Exercise details: Give back the full set of entries exactly, keeping each line intact.

Information shown:
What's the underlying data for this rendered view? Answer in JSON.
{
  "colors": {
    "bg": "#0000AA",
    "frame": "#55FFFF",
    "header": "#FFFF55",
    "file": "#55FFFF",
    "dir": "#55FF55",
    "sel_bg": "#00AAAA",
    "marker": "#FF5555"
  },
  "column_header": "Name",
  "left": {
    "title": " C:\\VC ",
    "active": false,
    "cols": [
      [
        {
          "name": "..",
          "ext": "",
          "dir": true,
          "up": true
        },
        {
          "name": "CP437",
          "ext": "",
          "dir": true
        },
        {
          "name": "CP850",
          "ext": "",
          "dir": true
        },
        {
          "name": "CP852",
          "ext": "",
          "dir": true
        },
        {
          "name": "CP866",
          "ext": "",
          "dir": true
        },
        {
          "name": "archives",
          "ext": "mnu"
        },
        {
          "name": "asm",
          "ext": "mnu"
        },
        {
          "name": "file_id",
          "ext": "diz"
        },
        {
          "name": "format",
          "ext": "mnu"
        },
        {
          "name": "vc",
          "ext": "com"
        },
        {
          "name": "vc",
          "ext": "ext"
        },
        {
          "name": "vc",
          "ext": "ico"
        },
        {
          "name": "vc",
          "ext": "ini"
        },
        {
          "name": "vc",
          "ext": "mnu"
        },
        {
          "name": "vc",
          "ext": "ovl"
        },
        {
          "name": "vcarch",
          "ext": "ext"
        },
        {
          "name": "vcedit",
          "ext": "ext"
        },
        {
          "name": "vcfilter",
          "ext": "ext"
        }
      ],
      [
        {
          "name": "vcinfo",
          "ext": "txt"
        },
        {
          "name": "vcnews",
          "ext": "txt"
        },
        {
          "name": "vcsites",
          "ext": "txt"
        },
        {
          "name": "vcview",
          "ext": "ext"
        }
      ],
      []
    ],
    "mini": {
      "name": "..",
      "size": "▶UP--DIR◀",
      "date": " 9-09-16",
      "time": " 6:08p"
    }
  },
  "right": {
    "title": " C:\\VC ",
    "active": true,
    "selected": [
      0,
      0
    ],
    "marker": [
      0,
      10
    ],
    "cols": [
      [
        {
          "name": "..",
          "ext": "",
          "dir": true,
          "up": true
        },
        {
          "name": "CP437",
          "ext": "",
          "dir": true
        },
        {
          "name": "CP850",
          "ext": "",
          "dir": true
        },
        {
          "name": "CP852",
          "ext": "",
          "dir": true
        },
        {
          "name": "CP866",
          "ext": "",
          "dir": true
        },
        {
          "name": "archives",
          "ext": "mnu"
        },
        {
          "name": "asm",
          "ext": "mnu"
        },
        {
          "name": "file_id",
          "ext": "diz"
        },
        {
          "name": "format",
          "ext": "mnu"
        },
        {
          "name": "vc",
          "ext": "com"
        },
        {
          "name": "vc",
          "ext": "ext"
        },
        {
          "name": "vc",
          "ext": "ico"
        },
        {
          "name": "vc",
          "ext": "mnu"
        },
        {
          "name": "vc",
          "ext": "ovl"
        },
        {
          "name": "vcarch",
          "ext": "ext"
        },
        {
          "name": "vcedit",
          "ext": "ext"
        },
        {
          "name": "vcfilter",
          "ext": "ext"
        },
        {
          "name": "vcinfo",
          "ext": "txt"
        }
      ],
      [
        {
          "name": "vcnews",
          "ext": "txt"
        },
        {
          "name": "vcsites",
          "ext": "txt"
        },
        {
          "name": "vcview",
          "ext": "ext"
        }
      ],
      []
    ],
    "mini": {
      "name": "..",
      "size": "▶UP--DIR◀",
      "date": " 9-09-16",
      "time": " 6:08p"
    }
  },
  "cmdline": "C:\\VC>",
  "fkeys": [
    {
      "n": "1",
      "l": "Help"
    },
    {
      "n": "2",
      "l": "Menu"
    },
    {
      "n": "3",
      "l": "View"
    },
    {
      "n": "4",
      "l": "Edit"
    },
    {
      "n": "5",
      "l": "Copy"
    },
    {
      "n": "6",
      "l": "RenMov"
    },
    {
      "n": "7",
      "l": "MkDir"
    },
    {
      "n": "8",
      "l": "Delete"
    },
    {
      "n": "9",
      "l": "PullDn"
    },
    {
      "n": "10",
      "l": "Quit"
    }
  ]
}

Exercise result:
What's the underlying data for this rendered view? Answer in JSON.
{
  "colors": {
    "bg": "#0000AA",
    "frame": "#55FFFF",
    "header": "#FFFF55",
    "file": "#55FFFF",
    "dir": "#55FF55",
    "sel_bg": "#00AAAA",
    "marker": "#FF5555"
  },
  "column_header": "Name",
  "left": {
    "title": " C:\\VC ",
    "active": false,
    "cols": [
      [
        {
          "name": "..",
          "ext": "",
          "dir": true,
          "up": true
        },
        {
          "name": "CP437",
          "ext": "",
          "dir": true
        },
        {
          "name": "CP850",
          "ext": "",
          "dir": true
        },
        {
          "name": "CP852",
          "ext": "",
          "dir": true
        },
        {
          "name": "CP866",
          "ext": "",
          "dir": true
        },
        {
          "name": "archives",
          "ext": "mnu"
        },
        {
          "name": "asm",
          "ext": "mnu"
        },
        {
          "name": "file_id",
          "ext": "diz"
        },
        {
          "name": "format",
          "ext": "mnu"
        },
        {
          "name": "vc",
          "ext": "com"
        },
        {
          "name": "vc",
          "ext": "ext"
        },
        {
          "name": "vc",
          "ext": "ico"
        },
        {
          "name": "vc",
          "ext": "ini"
        },
        {
          "name": "vc",
          "ext": "mnu"
        },
        {
          "name": "vc",
          "ext": "ovl"
        },
        {
          "name": "vcarch",
          "ext": "ext"
        },
        {
          "name": "vcedit",
          "ext": "ext"
        },
        {
          "name": "vcfilter",
          "ext": "ext"
        }
      ],
      [
        {
          "name": "vcinfo",
          "ext": "txt"
        },
        {
          "name": "vcnews",
          "ext": "txt"
        },
        {
          "name": "vcsites",
          "ext": "txt"
        },
        {
          "name": "vcview",
          "ext": "ext"
        }
      ],
      []
    ],
    "mini": {
      "name": "..",
      "size": "▶UP--DIR◀",
      "date": " 9-09-16",
      "time": " 6:08p"
    }
  },
  "right": {
    "title": " C:\\VC ",
    "active": true,
    "selected": [
      0,
      0
    ],
    "marker": [
      0,
      10
    ],
    "cols": [
      [
        {
          "name": "..",
          "ext": "",
          "dir": true,
          "up": true
        },
        {
          "name": "CP437",
          "ext": "",
          "dir": true
        },
        {
          "name": "CP850",
          "ext": "",
          "dir": true
        },
        {
          "name": "CP852",
          "ext": "",
          "dir": true
        },
        {
          "name": "CP866",
          "ext": "",
          "dir": true
        },
        {
          "name": "archives",
          "ext": "mnu"
        },
        {
          "name": "asm",
          "ext": "mnu"
        },
        {
          "name": "file_id",
          "ext": "diz"
        },
        {
          "name": "format",
          "ext": "mnu"
        },
        {
          "name": "vc",
          "ext": "com"
        },
        {
          "name": "vc",
          "ext": "ext"
        },
        {
          "name": "vc",
          "ext": "ico"
        },
        {
          "name": "vc",
          "ext": "mnu"
        },
        {
          "name": "vc",
          "ext": "ovl"
        },
        {
          "name": "vcarch",
          "ext": "ext"
        },
        {
          "name": "vcedit",
          "ext": "ext"
        },
        {
          "name": "vcfilter",
          "ext": "ext"
        },
        {
          "name": "vcinfo",
          "ext": "txt"
        }
      ],
      [
        {
          "name": "vcnews",
          "ext": "txt"
        },
        {
          "name": "vcsites",
          "ext": "txt"
        },
        {
          "name": "vcview",
          "ext": "ext"
        }
      ],
      []
    ],
    "mini": {
      "name": "..",
      "size": "▶UP--DIR◀",
      "date": " 9-09-16",
      "time": " 6:08p"
    }
  },
  "cmdline": "C:\\VC>",
  "fkeys": [
    {
      "n": "1",
      "l": "Help"
    },
    {
      "n": "2",
      "l": "Menu"
    },
    {
      "n": "3",
      "l": "View"
    },
    {
      "n": "4",
      "l": "Edit"
    },
    {
      "n": "5",
      "l": "Copy"
    },
    {
      "n": "6",
      "l": "RenMov"
    },
    {
      "n": "7",
      "l": "MkDir"
    },
    {
      "n": "8",
      "l": "Delete"
    },
    {
      "n": "9",
      "l": "PullDn"
    },
    {
      "n": "10",
      "l": "Quit"
    }
  ]
}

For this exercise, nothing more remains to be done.